Lebanon to expand claim over disputed maritime area with Israel | Business and economic news
Lebanon’s acting Minister of Public Works and Transport said he signed a document extending Lebanon’s claims in its maritime border dispute with Israel.
The amendment, announced on Monday, adds about 1,400 km2 (540 square miles) to the exclusive economic zone claimed by Lebanon in its original submission to the United Nations.
The document must now be signed by the acting Prime Minister of Lebanon, the Minister of Defense and the President before being submitted to the United Nations for a formal request to register the new contact details for the region.

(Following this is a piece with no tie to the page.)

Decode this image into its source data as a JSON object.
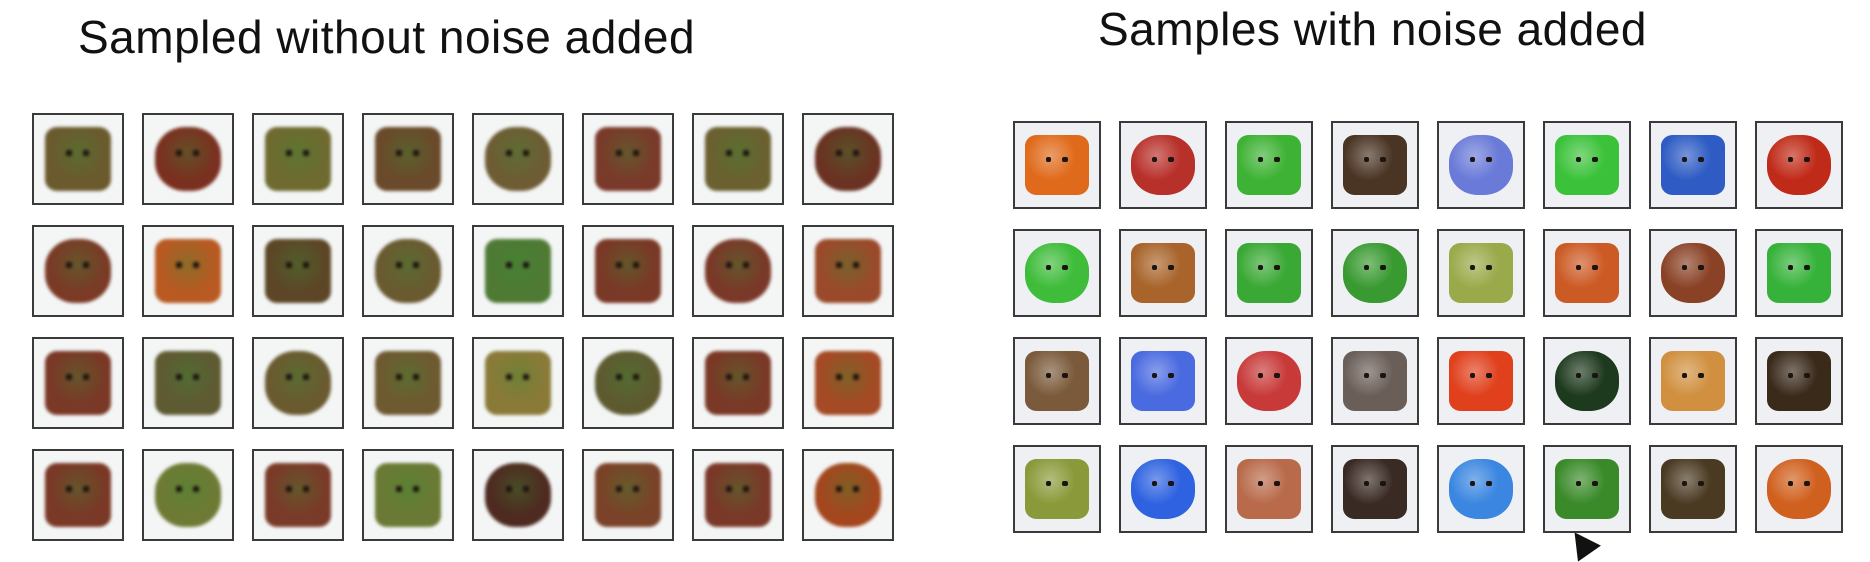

“I expect it to be signed because everyone, the Minister of Defense and the Prime Minister and the President are concerned about this,” Transport Minister Michel Najjar said at a press conference .
“We will not give up any inch of our homeland, nor a drop of its waters, nor an inch of its dignity.”
Negotiations between old enemies, Lebanon and Israel, were launched in October in an attempt to resolve the dispute over their maritime border, which has delayed exploration for hydrocarbons in the potentially gas-rich area.
The talks, the culmination of three years of Washington’s diplomacy, have since stalled.
The negotiations were the first insecure talks to be held between the two countries, which lack diplomatic ties after decades of conflict. Solving the border issue could pave the way for lucrative oil and gas deals on both sides.
Tensions in the Mediterranean
Israel is already pumping gas from huge offshore fields, but Lebanon has yet to find commercial gas reserves in its own waters.
Israeli Energy Minister Yuval Steinitz said Lebanon’s latest move would derail talks rather than help work towards a common solution.
“Lebanese unilateral measures will, of course, receive parallel measures from Israel,” he said in a statement.
Lebanon, mired in its worst economic crisis since the 1975-1990 civil war, is seeking to settle the maritime border dispute so that it can continue its offshore quest for oil and gas.
The search for hydrocarbons has already increased tensions in the eastern Mediterranean following repeated Turkish exploration and drilling operations in waters claimed by Cyprus and Greece.
The armed movement Hezbollah, a major force in Lebanese politics, had criticized the maritime talks.
Israel and Hezbollah last fought a war in 2006, and the two sides continue to exchange sporadic cross-border fire.